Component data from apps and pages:
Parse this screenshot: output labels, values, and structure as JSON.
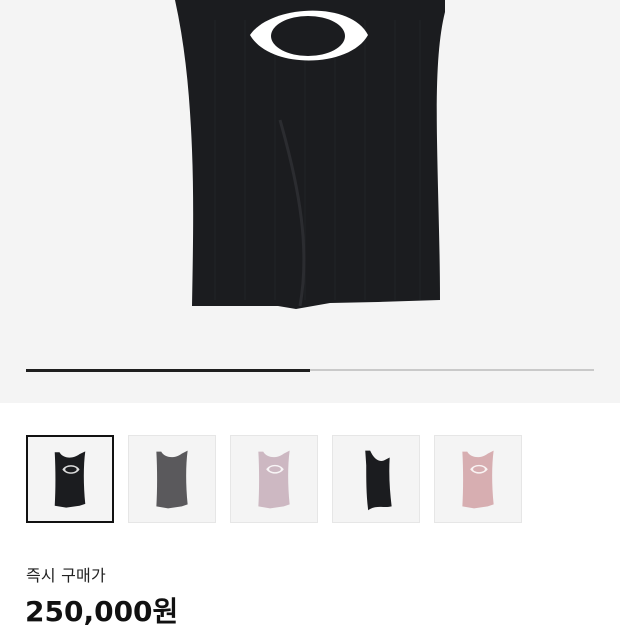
{
  "gallery": {
    "image_count": 5,
    "selected_index": 0,
    "progress_fraction": 0.5,
    "thumbnails": [
      {
        "color": "#1b1c1f",
        "style": "cutout-logo"
      },
      {
        "color": "#5a595c",
        "style": "plain"
      },
      {
        "color": "#cdb8c2",
        "style": "cutout-logo"
      },
      {
        "color": "#1b1c1f",
        "style": "wrap"
      },
      {
        "color": "#d7aeb1",
        "style": "cutout-logo"
      }
    ]
  },
  "purchase": {
    "label": "즉시 구매가",
    "price": "250,000원"
  },
  "colors": {
    "accent": "#111111",
    "background": "#ffffff",
    "image_background": "#f4f4f4"
  }
}
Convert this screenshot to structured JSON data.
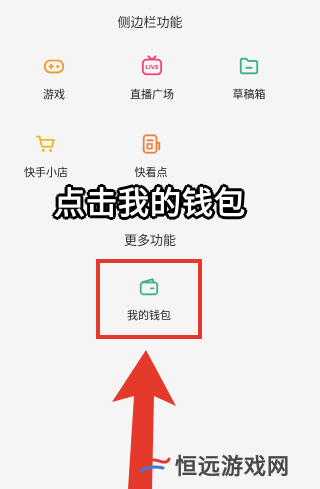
{
  "sidebar_section_title": "侧边栏功能",
  "features": {
    "game": {
      "label": "游戏",
      "icon": "gamepad-icon",
      "color": "#f29a33"
    },
    "live": {
      "label": "直播广场",
      "icon": "live-tv-icon",
      "color": "#f0457c"
    },
    "draft": {
      "label": "草稿箱",
      "icon": "folder-icon",
      "color": "#3fb08a"
    },
    "shop": {
      "label": "快手小店",
      "icon": "shopping-cart-icon",
      "color": "#f3b523"
    },
    "kan": {
      "label": "快看点",
      "icon": "document-icon",
      "color": "#f0803a"
    }
  },
  "overlay_banner": "点击我的钱包",
  "more_section_title": "更多功能",
  "wallet": {
    "label": "我的钱包",
    "icon": "wallet-icon",
    "color": "#3fb08a"
  },
  "highlight_color": "#e53a2b",
  "watermark": {
    "text": "恒远游戏网",
    "icon": "logo-icon"
  }
}
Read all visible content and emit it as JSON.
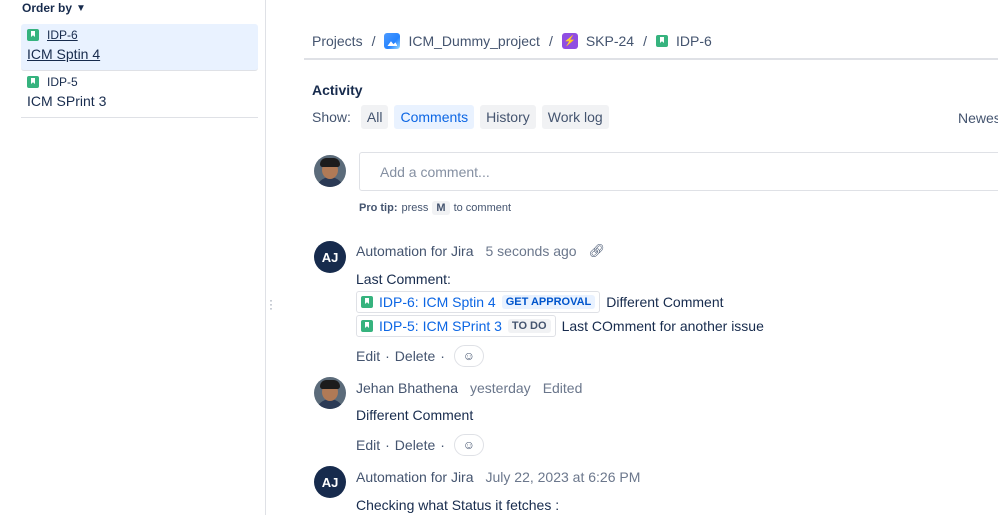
{
  "sidebar": {
    "order_by": "Order by",
    "issues": [
      {
        "key": "IDP-6",
        "summary": "ICM Sptin 4",
        "selected": true
      },
      {
        "key": "IDP-5",
        "summary": "ICM SPrint 3",
        "selected": false
      }
    ]
  },
  "breadcrumb": {
    "projects": "Projects",
    "project": "ICM_Dummy_project",
    "epic": "SKP-24",
    "issue": "IDP-6",
    "separator": "/"
  },
  "activity": {
    "title": "Activity",
    "show_label": "Show:",
    "filters": [
      "All",
      "Comments",
      "History",
      "Work log"
    ],
    "active_filter": "Comments",
    "sort_label": "Newest first"
  },
  "comment_box": {
    "placeholder": "Add a comment...",
    "protip_label": "Pro tip:",
    "protip_press": "press",
    "protip_key": "M",
    "protip_suffix": "to comment"
  },
  "comments": [
    {
      "avatar_initials": "AJ",
      "author": "Automation for Jira",
      "time": "5 seconds ago",
      "body": "Last Comment:",
      "issues": [
        {
          "key_summary": "IDP-6: ICM Sptin 4",
          "status": "GET APPROVAL",
          "text": "Different Comment"
        },
        {
          "key_summary": "IDP-5: ICM SPrint 3",
          "status": "TO DO",
          "text": "Last COmment for another issue"
        }
      ],
      "edit": "Edit",
      "delete": "Delete",
      "dot": "·"
    },
    {
      "author": "Jehan Bhathena",
      "time": "yesterday",
      "edited": "Edited",
      "body": "Different Comment",
      "edit": "Edit",
      "delete": "Delete",
      "dot": "·"
    },
    {
      "avatar_initials": "AJ",
      "author": "Automation for Jira",
      "time": "July 22, 2023 at 6:26 PM",
      "body": "Checking what Status it fetches :"
    }
  ],
  "icons": {
    "story": "story-icon",
    "project": "project-icon",
    "epic": "epic-icon",
    "link": "link-icon",
    "reaction": "add-reaction-icon",
    "chevron": "chevron-down-icon"
  },
  "colors": {
    "accent": "#0c66e4",
    "selected_bg": "#e9f2ff",
    "story_green": "#36b37e",
    "epic_purple": "#904ee2"
  }
}
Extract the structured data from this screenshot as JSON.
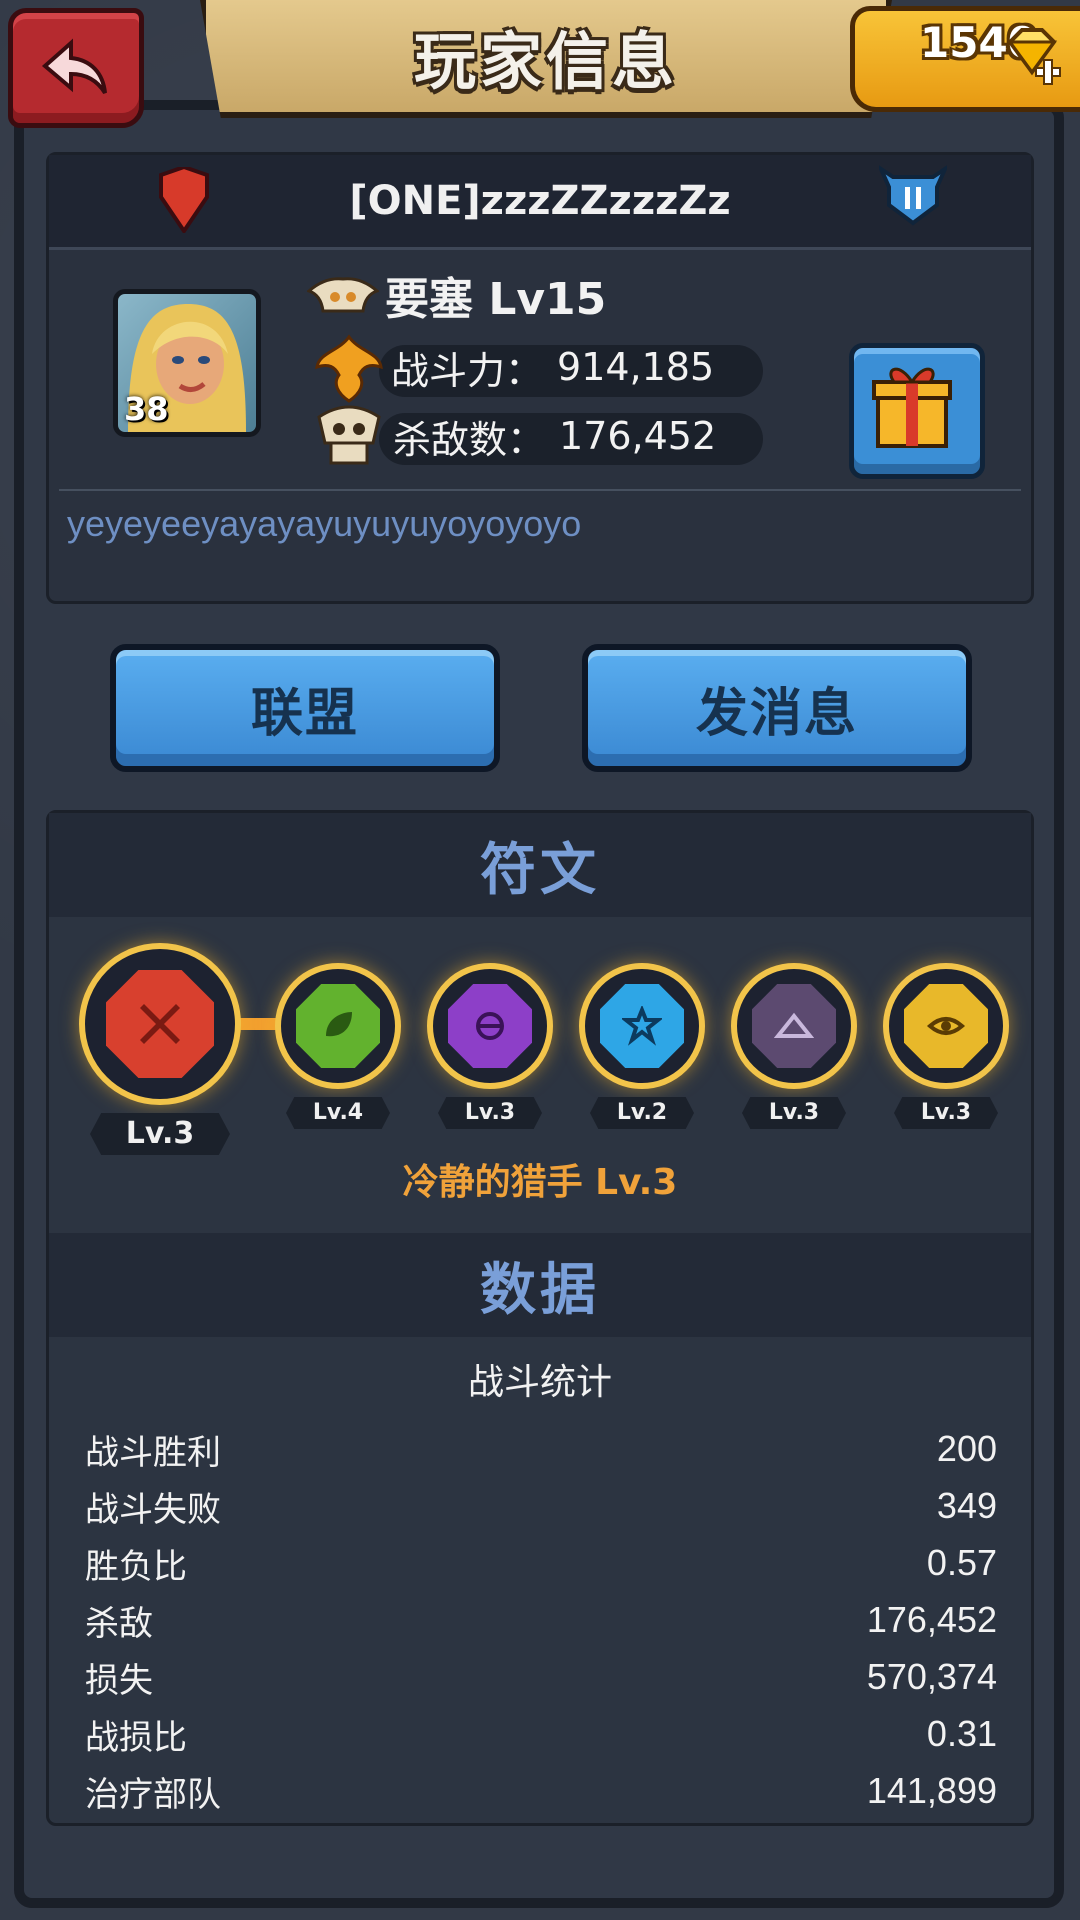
{
  "header": {
    "title": "玩家信息",
    "gems": "1540"
  },
  "player": {
    "name": "[ONE]zzzZZzzzZz",
    "avatar_level": "38",
    "fortress": "要塞 Lv15",
    "power_label": "战斗力：",
    "power_value": "914,185",
    "kills_label": "杀敌数：",
    "kills_value": "176,452",
    "motto": "yeyeyeeyayayayuyuyuyoyoyoyo"
  },
  "actions": {
    "alliance": "联盟",
    "message": "发消息"
  },
  "runes": {
    "section_title": "符文",
    "items": [
      {
        "level": "Lv.3",
        "icon": "red-cross-rune-icon"
      },
      {
        "level": "Lv.4",
        "icon": "green-leaf-rune-icon"
      },
      {
        "level": "Lv.3",
        "icon": "purple-rune-icon"
      },
      {
        "level": "Lv.2",
        "icon": "blue-star-rune-icon"
      },
      {
        "level": "Lv.3",
        "icon": "dark-mountain-rune-icon"
      },
      {
        "level": "Lv.3",
        "icon": "yellow-eye-rune-icon"
      }
    ],
    "active_title": "冷静的猎手 Lv.3"
  },
  "data": {
    "section_title": "数据",
    "subtitle": "战斗统计",
    "rows": [
      {
        "label": "战斗胜利",
        "value": "200"
      },
      {
        "label": "战斗失败",
        "value": "349"
      },
      {
        "label": "胜负比",
        "value": "0.57"
      },
      {
        "label": "杀敌",
        "value": "176,452"
      },
      {
        "label": "损失",
        "value": "570,374"
      },
      {
        "label": "战损比",
        "value": "0.31"
      },
      {
        "label": "治疗部队",
        "value": "141,899"
      }
    ]
  },
  "colors": {
    "accent_blue": "#3a88d2",
    "rune_gold": "#f2c44a",
    "title_orange": "#f0a23a",
    "section_blue": "#7a9fd8"
  }
}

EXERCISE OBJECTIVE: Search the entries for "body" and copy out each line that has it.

TASK OUTPUT:
      "body": "Last Comment:",
      "body": "Different Comment",
      "body": "Checking what Status it fetches :"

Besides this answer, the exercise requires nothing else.